Head ( opperhoofden ) of the Dejima trading post

Hendrik Doeff, head of the Dejima trading post from 1803 to 1817

further reading

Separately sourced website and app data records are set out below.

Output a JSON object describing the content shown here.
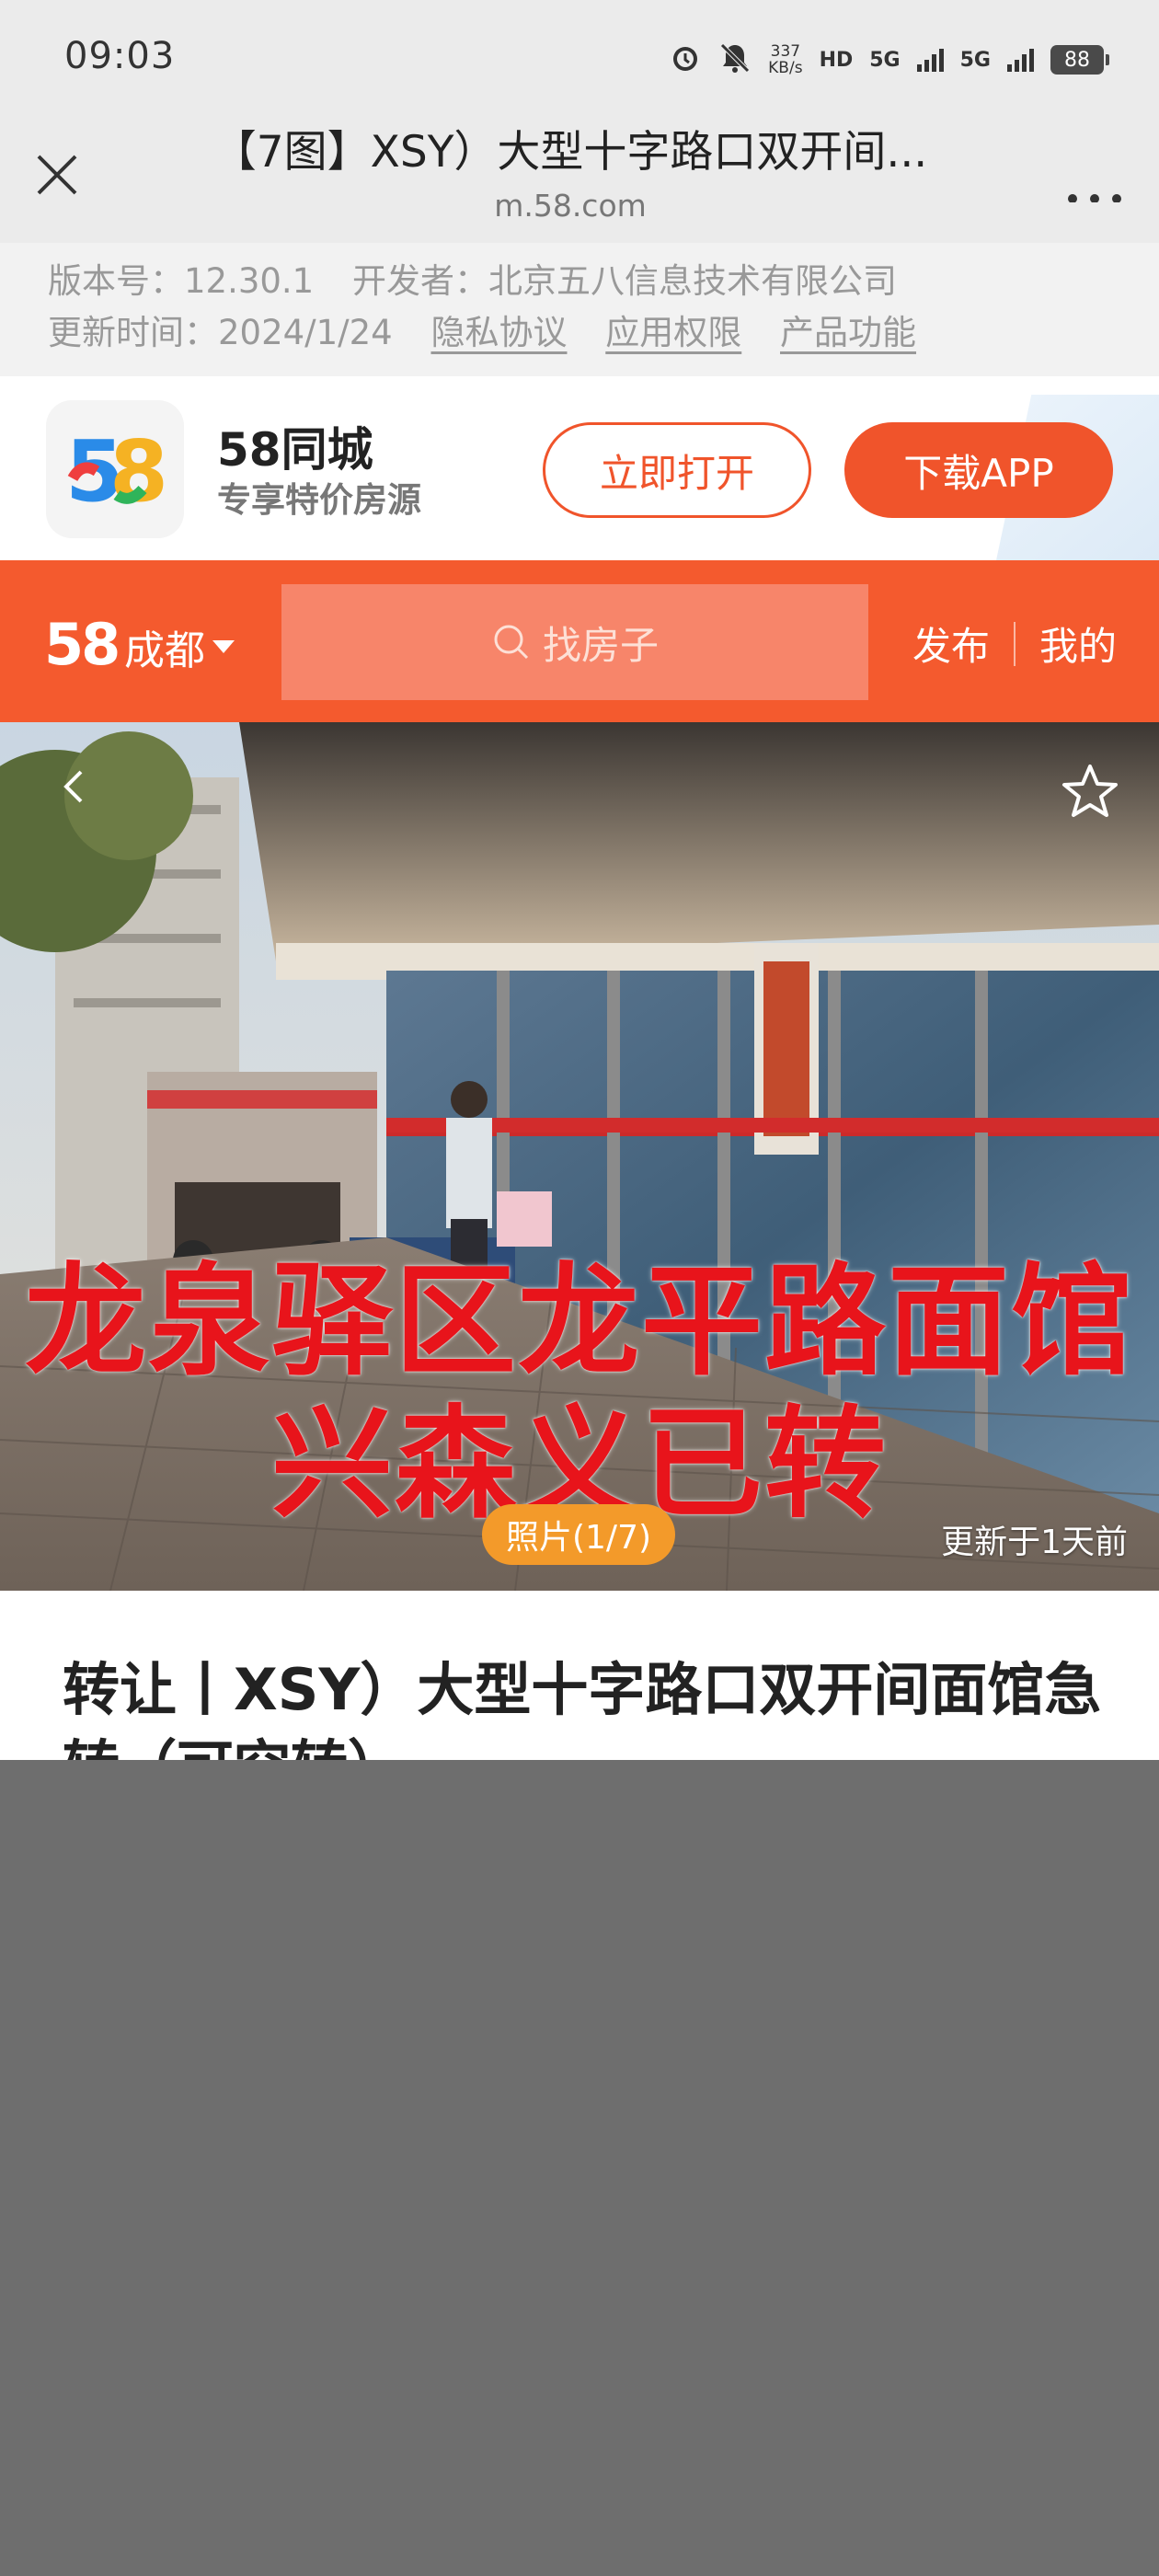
{
  "status_bar": {
    "time": "09:03",
    "net_speed_value": "337",
    "net_speed_unit": "KB/s",
    "hd_label": "HD",
    "signal_1": "5G",
    "signal_2": "5G",
    "battery": "88"
  },
  "browser": {
    "title": "【7图】XSY）大型十字路口双开间...",
    "domain": "m.58.com"
  },
  "app_info": {
    "version": "版本号：12.30.1",
    "developer": "开发者：北京五八信息技术有限公司",
    "updated": "更新时间：2024/1/24",
    "links": [
      "隐私协议",
      "应用权限",
      "产品功能"
    ]
  },
  "banner": {
    "app_name": "58同城",
    "slogan": "专享特价房源",
    "open_label": "立即打开",
    "download_label": "下载APP"
  },
  "site_nav": {
    "logo": "58",
    "city": "成都",
    "search_placeholder": "找房子",
    "publish": "发布",
    "mine": "我的"
  },
  "hero": {
    "overlay_line1": "龙泉驿区龙平路面馆",
    "overlay_line2": "兴森义已转",
    "photo_counter": "照片(1/7)",
    "update_time": "更新于1天前"
  },
  "listing": {
    "title": "转让丨XSY）大型十字路口双开间面馆急转（可空转）"
  },
  "colors": {
    "brand_orange": "#f45a2e",
    "button_orange": "#f0542b",
    "overlay_red": "#e8141b",
    "counter_orange": "#f39a2a"
  }
}
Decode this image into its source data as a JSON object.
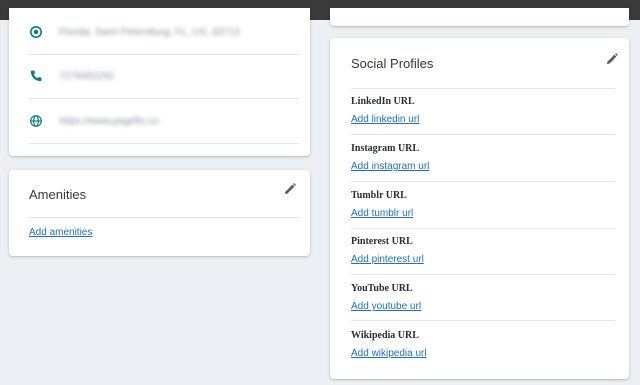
{
  "contact": {
    "address": "Florida, Saint Petersburg, FL, US, 33713",
    "phone": "7278452291",
    "website": "https://www.pagefix.co"
  },
  "amenities": {
    "title": "Amenities",
    "add_label": "Add amenities"
  },
  "social": {
    "title": "Social Profiles",
    "items": [
      {
        "label": "LinkedIn URL",
        "link": "Add linkedin url"
      },
      {
        "label": "Instagram URL",
        "link": "Add instagram url"
      },
      {
        "label": "Tumblr URL",
        "link": "Add tumblr url"
      },
      {
        "label": "Pinterest URL",
        "link": "Add pinterest url"
      },
      {
        "label": "YouTube URL",
        "link": "Add youtube url"
      },
      {
        "label": "Wikipedia URL",
        "link": "Add wikipedia url"
      }
    ]
  },
  "colors": {
    "accent": "#0a7d8c",
    "link": "#1f6fc5",
    "topbar": "#3a3a3a",
    "background": "#eceff3"
  }
}
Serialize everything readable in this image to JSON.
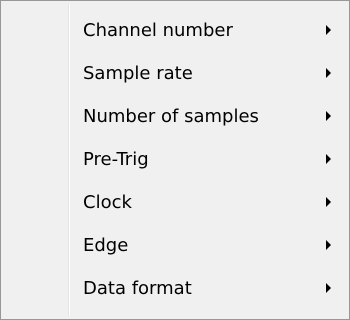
{
  "menu": {
    "items": [
      {
        "label": "Channel number",
        "icon": "chevron-right-icon"
      },
      {
        "label": "Sample rate",
        "icon": "chevron-right-icon"
      },
      {
        "label": "Number of samples",
        "icon": "chevron-right-icon"
      },
      {
        "label": "Pre-Trig",
        "icon": "chevron-right-icon"
      },
      {
        "label": "Clock",
        "icon": "chevron-right-icon"
      },
      {
        "label": "Edge",
        "icon": "chevron-right-icon"
      },
      {
        "label": "Data format",
        "icon": "chevron-right-icon"
      }
    ]
  },
  "colors": {
    "background": "#f0f0f0",
    "border": "#979797",
    "separator": "#e2e3e3",
    "text": "#000000"
  }
}
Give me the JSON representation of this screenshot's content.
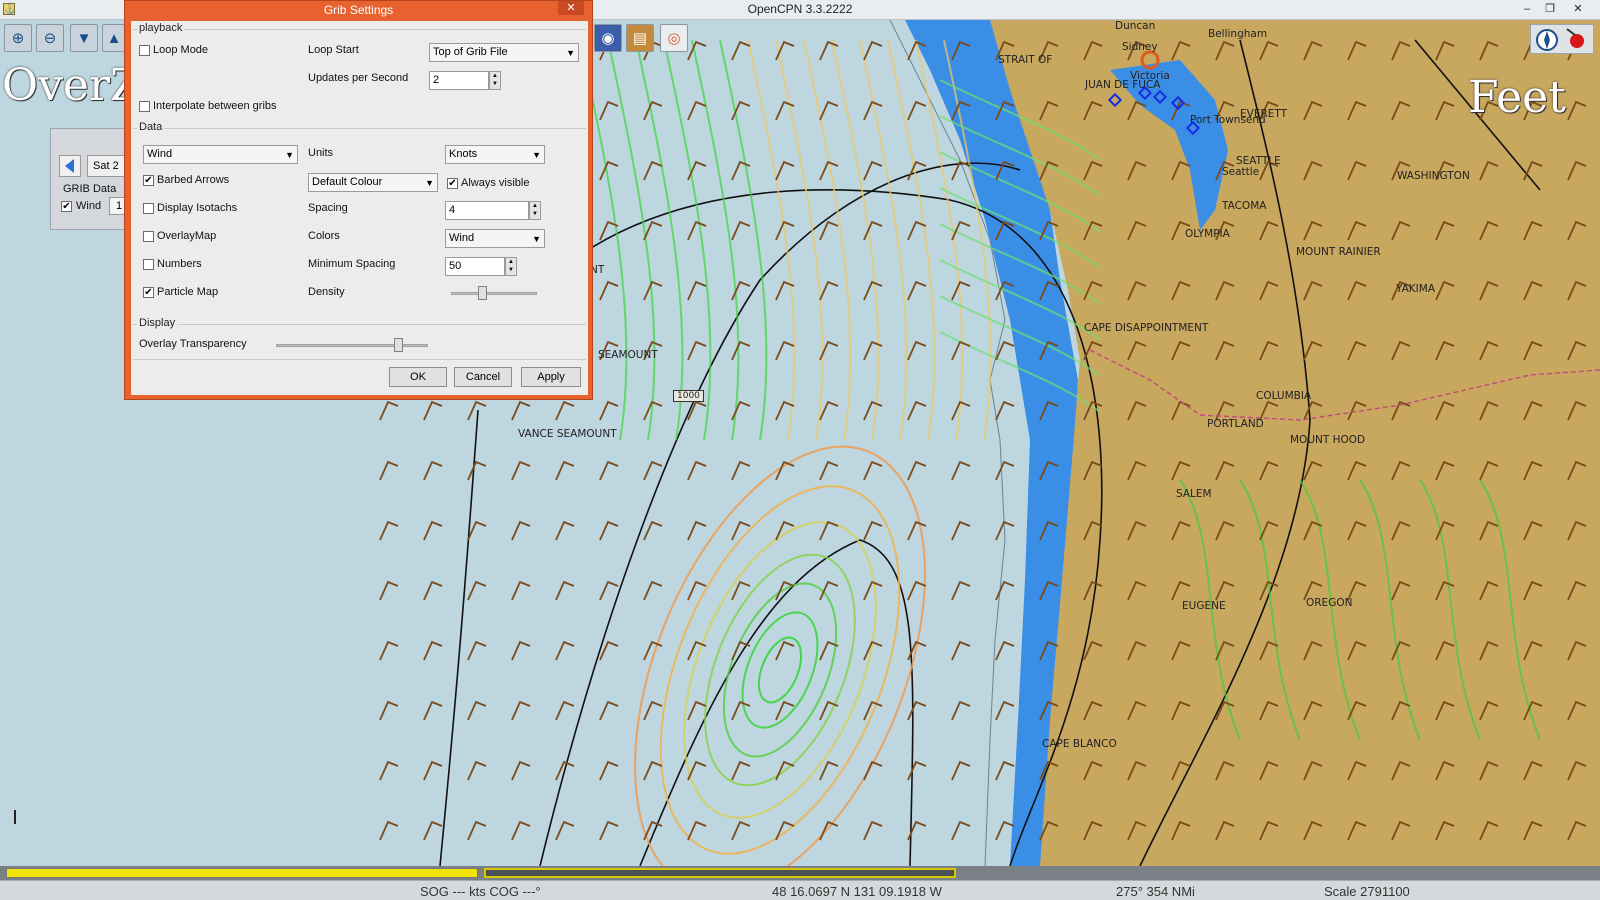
{
  "window": {
    "title": "OpenCPN 3.3.2222",
    "minimize": "–",
    "restore": "❐",
    "close": "✕"
  },
  "overlay": {
    "left_text": "OverZ",
    "right_text": "Feet"
  },
  "grib_bar": {
    "date": "Sat 2",
    "grib_data_label": "GRIB Data",
    "wind_label": "Wind",
    "wind_value": "1"
  },
  "dialog": {
    "title": "Grib Settings",
    "close": "✕",
    "playback": {
      "group_label": "playback",
      "loop_mode_label": "Loop Mode",
      "loop_mode_checked": false,
      "loop_start_label": "Loop Start",
      "loop_start_value": "Top of Grib File",
      "updates_label": "Updates per Second",
      "updates_value": "2",
      "interpolate_label": "Interpolate between gribs",
      "interpolate_checked": false
    },
    "data": {
      "group_label": "Data",
      "variable_value": "Wind",
      "units_label": "Units",
      "units_value": "Knots",
      "barbed_label": "Barbed Arrows",
      "barbed_checked": true,
      "colour_value": "Default Colour",
      "always_visible_label": "Always visible",
      "always_visible_checked": true,
      "isotachs_label": "Display Isotachs",
      "isotachs_checked": false,
      "spacing_label": "Spacing",
      "spacing_value": "4",
      "overlay_label": "OverlayMap",
      "overlay_checked": false,
      "colors_label": "Colors",
      "colors_value": "Wind",
      "numbers_label": "Numbers",
      "numbers_checked": false,
      "min_spacing_label": "Minimum Spacing",
      "min_spacing_value": "50",
      "particle_label": "Particle Map",
      "particle_checked": true,
      "density_label": "Density",
      "density_level": 0.36
    },
    "display": {
      "group_label": "Display",
      "transparency_label": "Overlay Transparency",
      "transparency_level": 0.8
    },
    "buttons": {
      "ok": "OK",
      "cancel": "Cancel",
      "apply": "Apply"
    }
  },
  "map_labels": [
    "Duncan",
    "Bellingham",
    "Sidney",
    "STRAIT OF",
    "JUAN DE FUCA",
    "Victoria",
    "EVERETT",
    "Port Townsend",
    "SEATTLE",
    "Seattle",
    "TACOMA",
    "WASHINGTON",
    "OLYMPIA",
    "MOUNT RAINIER",
    "YAKIMA",
    "CAPE DISAPPOINTMENT",
    "COLUMBIA",
    "PORTLAND",
    "MOUNT HOOD",
    "SALEM",
    "EUGENE",
    "OREGON",
    "CAPE BLANCO",
    "SEAMOUNT",
    "VANCE SEAMOUNT",
    "NT",
    "1000"
  ],
  "status_bar": {
    "sog_cog": "SOG --- kts COG ---°",
    "position": "48 16.0697 N   131 09.1918 W",
    "bearing": "275°  354 NMi",
    "scale": "Scale 2791100"
  },
  "colors": {
    "sea": "#bdd6df",
    "shallow": "#3a8ee6",
    "land": "#c8a75e",
    "barb": "#7a4a1a",
    "dialog_frame": "#e8622f",
    "progress_yellow": "#f0e400"
  }
}
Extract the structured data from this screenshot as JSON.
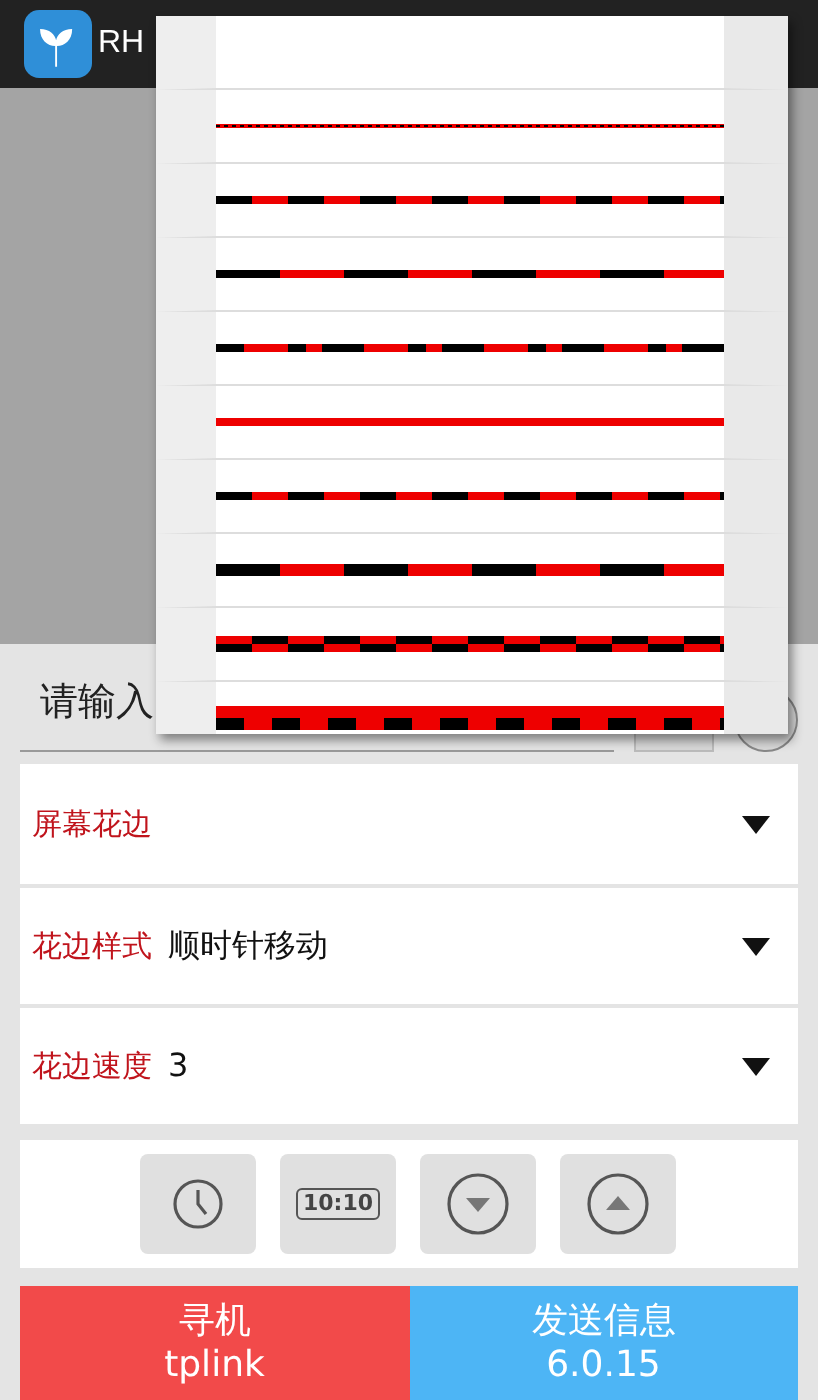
{
  "app_bar": {
    "title": "RH"
  },
  "text_input": {
    "placeholder": "请输入"
  },
  "settings": [
    {
      "kind": "header",
      "label": "屏幕花边"
    },
    {
      "kind": "value",
      "label": "花边样式",
      "value": "顺时针移动"
    },
    {
      "kind": "value",
      "label": "花边速度",
      "value": "3"
    }
  ],
  "tool_buttons": [
    {
      "kind": "clock"
    },
    {
      "kind": "digital-clock",
      "label": "10:10"
    },
    {
      "kind": "down"
    },
    {
      "kind": "up"
    }
  ],
  "bottom_buttons": [
    {
      "kind": "search",
      "title": "寻机",
      "subtitle": "tplink"
    },
    {
      "kind": "send",
      "title": "发送信息",
      "subtitle": "6.0.15"
    }
  ],
  "border_style_menu": [
    {
      "kind": "none"
    },
    {
      "kind": "fine"
    },
    {
      "kind": "dash-short"
    },
    {
      "kind": "dash-long"
    },
    {
      "kind": "mixed"
    },
    {
      "kind": "solid"
    },
    {
      "kind": "dash-short"
    },
    {
      "kind": "dash-long-thick"
    },
    {
      "kind": "checker"
    },
    {
      "kind": "checker-thick"
    }
  ]
}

  • Jan Cock Blomhoff: The Court Journey to the Shogun of Japan. From a private account by Jan Cock Blomhoff. Introduction and annotated by Matthi Forrer. Hotei, Leiden 2000, ISBN 90-74822-18-5 .
  • Leonard Blussé et al. (Ed.): The Deshima Dagregisters. Their Original Tables of Content. Leiden Center for the History of European Expansion, Leiden 1995-2001, ( Intercontinenta . ISSN  0165-2850 ).
  • Leonard Blussé et al. (Ed.): The Deshima Diaries Marginalia 1740-1800. The Japan-Netherlands Institute, Tokyo 2004, ISBN 4-930921-06-6 ( Nichi-Ran Gakkai gakujutsu sōsho 21).
  • CR Boxer : Jan Compagnie in Japan, 1600-1850. An Essay on the Cultural, Artistic and Scientific Influence Exercised by the Hollanders in Japan from the Seventeenth to the Nineteenth Centuries. Second revised edition. Martinus Nijhoff, The Hague 1950.
  • F. Caron, Joost Schorten: A True Description of the Mighty Kingdoms of Japan and Siam. For Robert Boulter, London 1671 (Facsimile: Introduction and notes by John Villiers. Siam, Bangkok 1986, ISBN 974-8298-08-6 ).
  • Hendrik van Doeff: Herinneringen uit Japan. Bohn, Haarlem 1833 online .
  • Frank Legui: Isaac Titsingh (1745-1812). A passie voor Japan. Leven en werk van de grondlegger van de European Japanese Studies. Canaletto / Repro-Holland, Alphen aan den Rijn 2002, ISBN 90-6469-771-X ( Titsingh Studies 1).
  • Wolfgang Michel : From Leipzig to Japan. The surgeon and trader Caspar Schamberger (1623–1706). Iudicium, Munich 1999, ISBN 3-89129-442-5 , pp. 64-73 (The Deshima branch).
  • Wolfgang Michel, Torii Yumiko, Kawashima Mabito: Kyushu no rangaku - ekkyō to Koryu ( ヴォルフガング·ミヒェル·鳥井裕美子·川嶌眞人共編「九州の蘭学ー越境と交流」 , dt Holland customer in Kyushu - border crossing and exchange.) . Shibunkaku Shuppan, Kyōto, 2009, ISBN 978-4-7842-1410-5 .
  • David Mitchell : The Thousand Autumns of Jacob de Zoet. Roman, from the English by Volker Oldenburg. 2014, ISBN 978-3-499-25533-5 .
  • Nederland's Patriciaat . Vol. 13, 1923, ISSN  0928-0979 .
  • Yoshiko Morioka: Dejima ka, Deshima ka . (= Dejima or Deshima? ). In: Bulletin of the Japan-Netherlands Institute. Vol. 19, No. 2, March 1995, ISSN  0286-9381 , pp. 77-82.
  • Timon Screech: Secret Memoirs of the Shoguns. Isaac Titsingh and Japan, 1779-1822. Routledge, London et al. 2006, ISBN 0-7007-1720-X .
  • Philipp Franz von Siebold : Nippon. Archive describing Japan and its neighboring and protected countries, jezo with the southern Kunilen, Sakhalin, Korea and the Liu Islands. 2nd Edition. Woerl, Würzburg et al. 1897.
  • Titsingh: Mémoires et Anecdotes sur la Dynastie régnante des Djogouns, Souverains du Japon. Publié avec des notes et éclaircissemens par M. Abel-Rémusat . Nepveu, Paris 1820.
  • Titsingh: Illustrations of Japan. Consisting of Private Memoirs and Anecdotes of the reigning dynasty of The Djogouns, or Sovereigns of Japan. Ackermann, London 1822.

Web links

Commons : Dejima  - collection of images, videos and audio files

Coordinates: 32 ° 44 ′ 36 "  N , 129 ° 52 ′ 23"  E